For more macro photos, visit Macro Monday 2:  Click Here!

For more photos featuring the color Yellow, visit Monday Mellow Yellows:  Click Here!


NOTE: Please do not use my photos without my permission.

Saturday, June 27, 2015

Vultures for Saturday Silhouettes, June 27, 2015

Turkey Vultures, Prentiss county, Mississippi, USA, June 8, 2015















Two vultures got into a dispute over who gets to sit at the very top of a dead tree.
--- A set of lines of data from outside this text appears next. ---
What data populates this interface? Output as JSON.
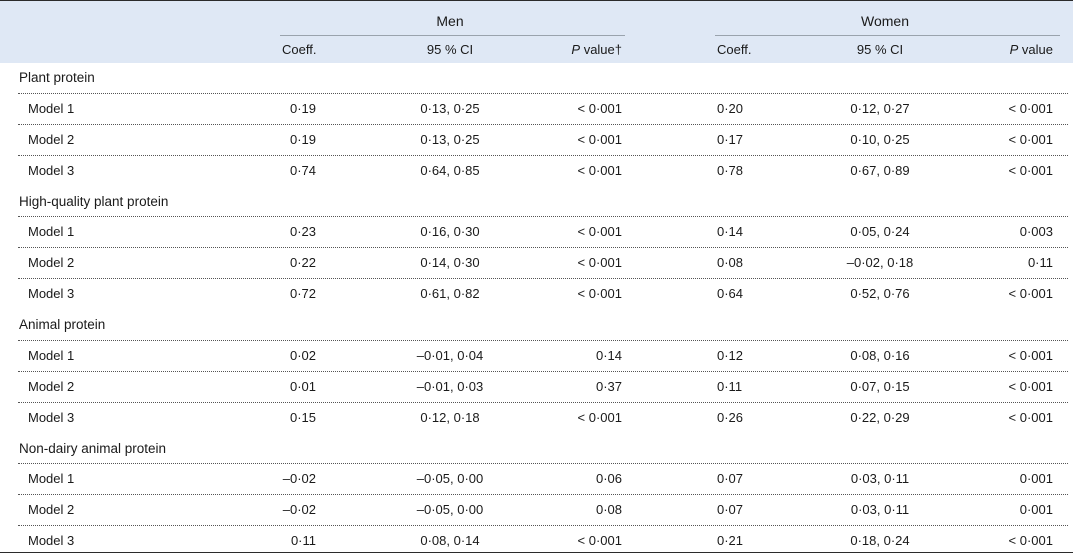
{
  "groups": {
    "men": "Men",
    "women": "Women"
  },
  "columns": {
    "coeff": "Coeff.",
    "ci": "95 % CI",
    "p_men_italic": "P",
    "p_men_rest": " value†",
    "p_women_italic": "P",
    "p_women_rest": " value"
  },
  "sections": [
    {
      "label": "Plant protein",
      "rows": [
        {
          "model": "Model 1",
          "men_coeff": "0·19",
          "men_ci": "0·13, 0·25",
          "men_p": "< 0·001",
          "women_coeff": "0·20",
          "women_ci": "0·12, 0·27",
          "women_p": "< 0·001"
        },
        {
          "model": "Model 2",
          "men_coeff": "0·19",
          "men_ci": "0·13, 0·25",
          "men_p": "< 0·001",
          "women_coeff": "0·17",
          "women_ci": "0·10, 0·25",
          "women_p": "< 0·001"
        },
        {
          "model": "Model 3",
          "men_coeff": "0·74",
          "men_ci": "0·64, 0·85",
          "men_p": "< 0·001",
          "women_coeff": "0·78",
          "women_ci": "0·67, 0·89",
          "women_p": "< 0·001"
        }
      ]
    },
    {
      "label": "High-quality plant protein",
      "rows": [
        {
          "model": "Model 1",
          "men_coeff": "0·23",
          "men_ci": "0·16, 0·30",
          "men_p": "< 0·001",
          "women_coeff": "0·14",
          "women_ci": "0·05, 0·24",
          "women_p": "0·003"
        },
        {
          "model": "Model 2",
          "men_coeff": "0·22",
          "men_ci": "0·14, 0·30",
          "men_p": "< 0·001",
          "women_coeff": "0·08",
          "women_ci": "–0·02, 0·18",
          "women_p": "0·11"
        },
        {
          "model": "Model 3",
          "men_coeff": "0·72",
          "men_ci": "0·61, 0·82",
          "men_p": "< 0·001",
          "women_coeff": "0·64",
          "women_ci": "0·52, 0·76",
          "women_p": "< 0·001"
        }
      ]
    },
    {
      "label": "Animal protein",
      "rows": [
        {
          "model": "Model 1",
          "men_coeff": "0·02",
          "men_ci": "–0·01, 0·04",
          "men_p": "0·14",
          "women_coeff": "0·12",
          "women_ci": "0·08, 0·16",
          "women_p": "< 0·001"
        },
        {
          "model": "Model 2",
          "men_coeff": "0·01",
          "men_ci": "–0·01, 0·03",
          "men_p": "0·37",
          "women_coeff": "0·11",
          "women_ci": "0·07, 0·15",
          "women_p": "< 0·001"
        },
        {
          "model": "Model 3",
          "men_coeff": "0·15",
          "men_ci": "0·12, 0·18",
          "men_p": "< 0·001",
          "women_coeff": "0·26",
          "women_ci": "0·22, 0·29",
          "women_p": "< 0·001"
        }
      ]
    },
    {
      "label": "Non-dairy animal protein",
      "rows": [
        {
          "model": "Model 1",
          "men_coeff": "–0·02",
          "men_ci": "–0·05, 0·00",
          "men_p": "0·06",
          "women_coeff": "0·07",
          "women_ci": "0·03, 0·11",
          "women_p": "0·001"
        },
        {
          "model": "Model 2",
          "men_coeff": "–0·02",
          "men_ci": "–0·05, 0·00",
          "men_p": "0·08",
          "women_coeff": "0·07",
          "women_ci": "0·03, 0·11",
          "women_p": "0·001"
        },
        {
          "model": "Model 3",
          "men_coeff": "0·11",
          "men_ci": "0·08, 0·14",
          "men_p": "< 0·001",
          "women_coeff": "0·21",
          "women_ci": "0·18, 0·24",
          "women_p": "< 0·001"
        }
      ]
    }
  ]
}
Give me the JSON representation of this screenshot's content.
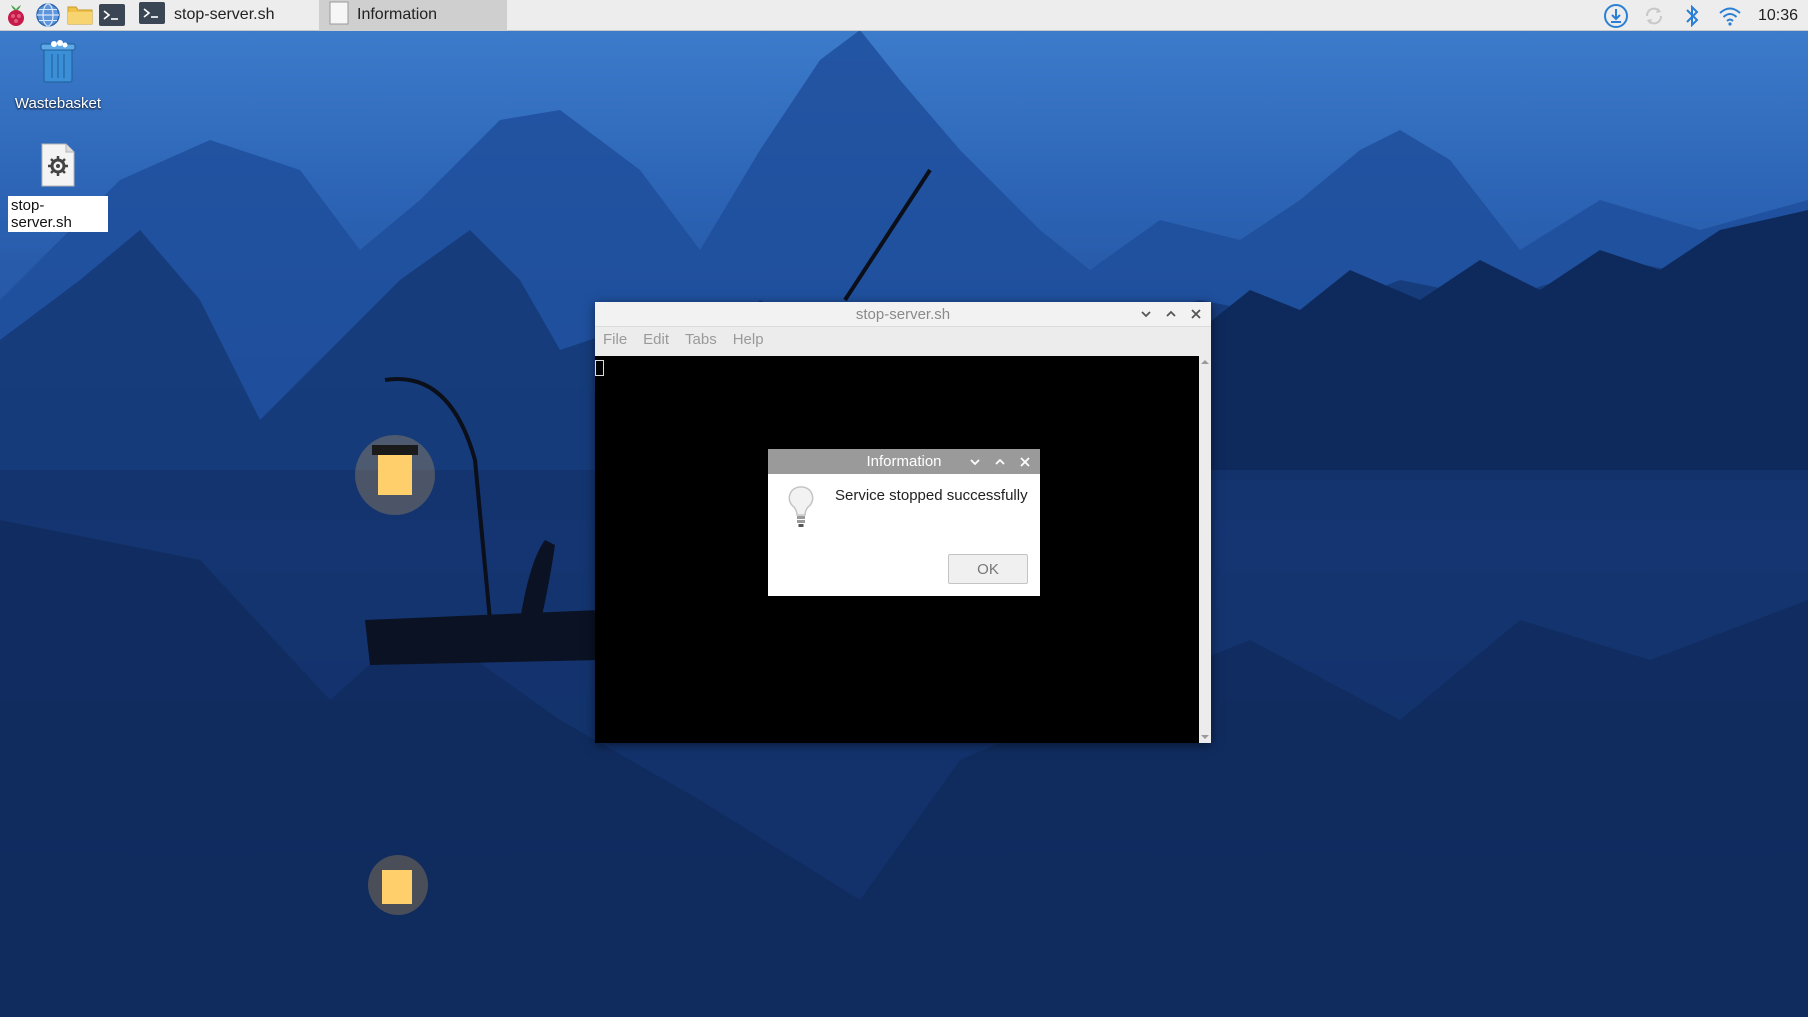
{
  "taskbar": {
    "launchers": [
      {
        "name": "raspberry-menu-icon"
      },
      {
        "name": "web-browser-icon"
      },
      {
        "name": "file-manager-icon"
      },
      {
        "name": "terminal-icon"
      }
    ],
    "tasks": [
      {
        "label": "stop-server.sh",
        "active": false
      },
      {
        "label": "Information",
        "active": true
      }
    ],
    "tray": {
      "icons": [
        "update-download-icon",
        "network-sync-icon",
        "bluetooth-icon",
        "wifi-icon"
      ],
      "clock": "10:36"
    }
  },
  "desktop": {
    "icons": [
      {
        "label": "Wastebasket",
        "icon": "trash-icon",
        "selected": false
      },
      {
        "label": "stop-server.sh",
        "icon": "script-file-icon",
        "selected": true
      }
    ]
  },
  "terminal_window": {
    "title": "stop-server.sh",
    "menu": [
      "File",
      "Edit",
      "Tabs",
      "Help"
    ]
  },
  "dialog": {
    "title": "Information",
    "message": "Service stopped successfully",
    "icon": "lightbulb-icon",
    "ok_label": "OK"
  },
  "colors": {
    "panel_bg": "#ededed",
    "dialog_titlebar": "#9a9a9a",
    "terminal_bg": "#000000",
    "accent_blue": "#2a7fd4"
  }
}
The third vulture looks like he is about to fly away and leave them to it.

I don't usually post twice on the same day, but Nick has a brand new meme, Saturday Silhouettes, and I wanted to get in on the ground floor, so to speak.

Have a great week-end!

For more Silhouettes, visit NixPixMix:  Click Here!

NOTE: Please do not use my photos without my permission.


June Bugs, June 27, 2015

June Bugs, Prentiss county, Mississippi, USA, June 25, 2015


















Wikipedia describes June Bugs as New World Scarab Beetles, and adds that there are over 260 species.  They are very common here in the southeastern United States.  I don't know why they often have one leg stretched straight out. 














The plant they are eating is Wisteria (it will recover magnificently - nothing kills Wisteria here).

Have a wonderful week-end!

For more Camera Critters: Click Here!

For more Saturday's Critters:  Click Here!


NOTE: Please do not use my photos without my permission.